"Time just goes so fast,'' she said. "But like so many experiences in the last 10 years, we wanted to make it feel as normal as possible, given our family’s circumstances.
"It was of course a little emotional to drop Sasha off at college. It’s an adjustment to see each other for a weekend here, a holiday break there, but the moments we do spend together feel extra special because of it."
Obama declined to reveal to People what college Sasha is attending, but The Detroit News reported in August that she was spotted moving into a dorm and attending classes at the University of Michigan. A spokesman for the school would not confirm to the newspaper whether she was officially enrolled at the university.
Sasha's older sister, Malia, 21, is in her third year at Harvard University, where her parents both graduated from law school. Her parents had a similarly emotional experience when they first dropped her off at college in 2017.
"For those of us who have daughters, it just happens fast,'' Barack Obama said at a 2017 event for the Beau Biden Foundation. "I dropped off Malia at college, and I was saying to Joe and Jill (Biden) that it was a little bit like open-heart surgery."
The Obamas see college as an important step in their daughters becoming more independent and carving out their own identities. They helped Sasha move into her dorm and then left her to find her own way at school.
"We were there, just like most parents, helping her unpack and make her dorm room feel like home,” Michelle Obama told People. "But by and large, we let her take care of herself. As a parent, one of the most important things we can give our children is the freedom to find their own way in the world."
Plus the whole family still gets together when they have a chance.

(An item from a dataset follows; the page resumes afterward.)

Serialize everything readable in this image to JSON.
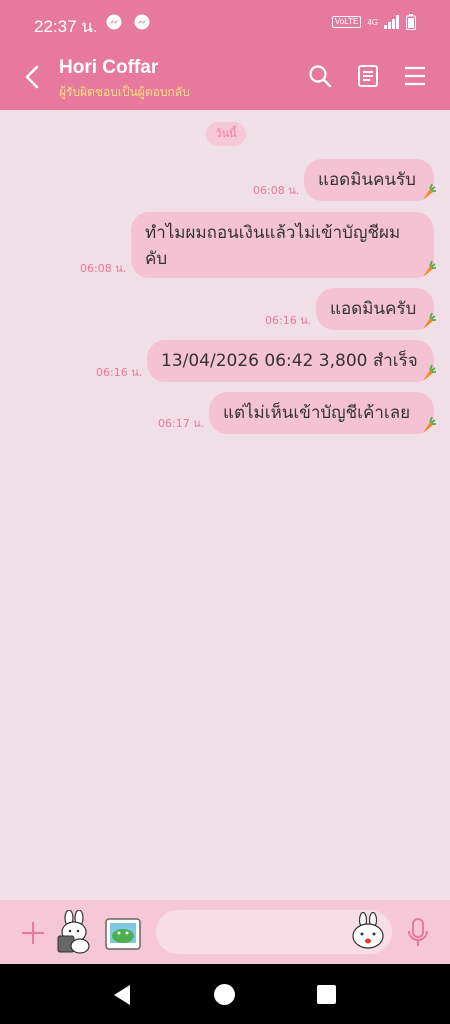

The Obamas shared a rare family photograph on Thanksgiving last week to wish everyone a happy holiday.
While they miss being together regularly with Malia and Sasha, the Obamas are also proud to see them excelling during an important time in their daughters' lives.
"The most gratifying part of it all has been watching the girls enter into their next phase of independence,” Michelle said. "Our role as parents is to raise self-sufficient, thoughtful, and compassionate individuals, and in order for them to fully embrace their own journeys, we have to be willing to let them go, so that they can grow on their own. That’s the only way they can become more."